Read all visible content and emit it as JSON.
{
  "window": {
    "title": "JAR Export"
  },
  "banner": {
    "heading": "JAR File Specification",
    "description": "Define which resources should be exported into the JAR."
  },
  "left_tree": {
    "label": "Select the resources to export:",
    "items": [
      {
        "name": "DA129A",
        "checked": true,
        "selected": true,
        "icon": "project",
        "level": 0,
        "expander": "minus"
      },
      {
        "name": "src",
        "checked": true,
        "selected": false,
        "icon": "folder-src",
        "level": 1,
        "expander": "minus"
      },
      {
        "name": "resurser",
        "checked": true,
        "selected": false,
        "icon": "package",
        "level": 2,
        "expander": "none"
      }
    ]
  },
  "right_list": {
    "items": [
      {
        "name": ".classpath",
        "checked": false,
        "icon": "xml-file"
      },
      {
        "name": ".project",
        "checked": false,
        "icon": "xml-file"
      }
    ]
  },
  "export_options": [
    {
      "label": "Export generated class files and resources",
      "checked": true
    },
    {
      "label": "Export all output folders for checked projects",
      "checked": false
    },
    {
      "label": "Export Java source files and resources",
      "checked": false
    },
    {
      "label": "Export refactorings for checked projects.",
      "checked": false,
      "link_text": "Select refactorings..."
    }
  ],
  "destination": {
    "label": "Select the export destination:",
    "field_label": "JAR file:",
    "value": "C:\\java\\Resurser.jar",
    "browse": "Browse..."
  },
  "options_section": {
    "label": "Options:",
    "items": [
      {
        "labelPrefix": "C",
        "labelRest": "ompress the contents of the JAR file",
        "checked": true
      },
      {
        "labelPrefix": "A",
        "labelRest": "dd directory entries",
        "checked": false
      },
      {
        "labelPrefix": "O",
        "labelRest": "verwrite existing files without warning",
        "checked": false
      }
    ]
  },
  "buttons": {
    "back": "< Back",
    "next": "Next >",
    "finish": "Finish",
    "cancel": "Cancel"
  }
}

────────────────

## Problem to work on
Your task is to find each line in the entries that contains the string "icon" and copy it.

## Output of the task
        "icon": "project",
        "icon": "folder-src",
        "icon": "package",
        "icon": "xml-file"
        "icon": "xml-file"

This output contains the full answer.